   Benny’s job was as a crew member in a U.S. Navy PBY, an amphibious aircraft (flying boat) designed in the 1930s, also known as a Catalina. The PBY was a two engine patrol boat used to spot enemy submarines and sink them, both in the Atlantic and the Pacific theaters of operation, with a crew of five led by a lieutenant who was the pilot. There was also the co-pilot and three 50 caliber machine guns; every ten rounds was a tracer. One gun was on either side with one in the tail. Benny was the gunner on the port side (left).

   The job of hunting Japanese submarines was a flight of several hours at 130 mph. If a sub was spotted bombs would dispatch them. One problem was that the alcohol needed to precipitate an explosion had sometimes been consumed by the ground crew, making the bombs inert; a dud.

   Luckily the Japanese didn’t want the Aleutians and so there wasn’t much war going on there. These men needed some form of recreation. Gambling took that role. The Army had a casino but the Navy wasn’t allowed so the Navy set up their own and almost every night enjoyed games of chance. The black market supplied the booze smuggled from Alaska. $5 worth bought there could sell for $50 if you didn’t get caught. There was a 3 beer a day limit with no exceptions unless you were an officer.

   After almost three years of freezing in the Aleutians, Benny returned to San Diego to become a civilian again. As Charles Dickens said, “It was the best of times; it was the worst of times.” After five years of war 14 million men and women could get back to the things that were more important -- like the Baby Boom.

    Once again a citizen Benny's first job was with the Standard Oil Co. in El Dorado, Arkansas. In 1948 Benny enrolled at the Little Rock Junior College, excelling in track and field, winning many honors including the heart of his wife of over 60 years, Helen Cecile.

   Soon the responsibilities of raising a family caused him to leave college and move back to El Dorado, Arkansas where he returned to work for Standard Oil. When that refinery shut down in 1970 Benny was transferred to the Amoco Refinery in Sugar Creek and retired as a supervisor ten years later.
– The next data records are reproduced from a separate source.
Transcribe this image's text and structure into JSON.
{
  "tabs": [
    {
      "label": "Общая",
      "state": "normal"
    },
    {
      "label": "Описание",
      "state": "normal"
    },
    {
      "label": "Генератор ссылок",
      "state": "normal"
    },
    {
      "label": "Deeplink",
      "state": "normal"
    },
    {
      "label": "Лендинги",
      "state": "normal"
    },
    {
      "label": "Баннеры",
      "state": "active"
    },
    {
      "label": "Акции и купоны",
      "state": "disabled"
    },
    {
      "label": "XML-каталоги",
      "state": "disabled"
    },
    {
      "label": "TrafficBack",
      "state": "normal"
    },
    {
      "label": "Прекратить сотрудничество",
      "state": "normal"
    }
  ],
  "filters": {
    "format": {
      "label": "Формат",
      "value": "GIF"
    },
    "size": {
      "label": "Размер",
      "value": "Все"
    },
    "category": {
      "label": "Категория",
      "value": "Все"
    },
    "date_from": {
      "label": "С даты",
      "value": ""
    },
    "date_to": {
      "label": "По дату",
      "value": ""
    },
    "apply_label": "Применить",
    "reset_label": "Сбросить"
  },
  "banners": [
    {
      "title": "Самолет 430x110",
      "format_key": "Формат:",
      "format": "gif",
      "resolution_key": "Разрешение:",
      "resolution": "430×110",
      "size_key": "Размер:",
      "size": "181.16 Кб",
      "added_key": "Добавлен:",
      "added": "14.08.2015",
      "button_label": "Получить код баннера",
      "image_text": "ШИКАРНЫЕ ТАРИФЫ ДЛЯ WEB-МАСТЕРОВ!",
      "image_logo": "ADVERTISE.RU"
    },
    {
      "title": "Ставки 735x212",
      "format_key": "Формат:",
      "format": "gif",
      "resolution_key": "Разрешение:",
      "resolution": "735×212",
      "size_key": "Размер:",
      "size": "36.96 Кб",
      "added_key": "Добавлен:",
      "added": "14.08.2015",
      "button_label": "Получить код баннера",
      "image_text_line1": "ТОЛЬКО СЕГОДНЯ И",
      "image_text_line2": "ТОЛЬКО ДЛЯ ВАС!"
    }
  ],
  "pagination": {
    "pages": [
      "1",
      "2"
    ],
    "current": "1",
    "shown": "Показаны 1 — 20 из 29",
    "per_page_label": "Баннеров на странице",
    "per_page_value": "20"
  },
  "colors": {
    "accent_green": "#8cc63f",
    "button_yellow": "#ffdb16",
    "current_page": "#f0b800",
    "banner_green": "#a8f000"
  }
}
It’s been 35 years since Benny Scott retired, and at the age of 92 he is still an athlete, playing golf every Wednesday, followed by beer at Dr. Pikls.

Help for Kids Who Need Clothing

In a huge room at the Fairmount Community Center is Tabitha's Closet, a non-profit organization that provides clothing for school children all over the Independence area. Last year Tabitha's Closet served over 2,500 students in the Independence area providing shoes, coats, and clothing of all kinds for kids of all ages, from newborn through high school. One in eight kids in the Independence and Fort Osage school districts asked for and received help from Tabitha’s Closet last year, and the need seems to be holding steady as the new school year begins.
In a huge room at the

   Families who need help with clothing can receive it by contacting their school’s liaison who will make an appointment for the family to come and receive clothes. "Each child gets a new pair of shoes, new socks, new underwear, and gently used clothes -- six shirts, 3 pants, a jacket, and a winter coat," according to Betsy Waldeman, Executive Director of the NorthWest Communities Development Center, the organization that runs the Fairmount Community Center and houses Tabitha’s Closet.

Independence Meals on Wheels

The Fairmount Community Center is proud to partner with the Trinity Episcopal Church by doing the cooking for the Independence Meals on Wheels program. Monday through Friday nourishing food is delivered to people who are housebound, convalescent, handicapped, and the elderly. Call them at 816-254-9566 for more information, to get signed up, or for volunteer opportunities.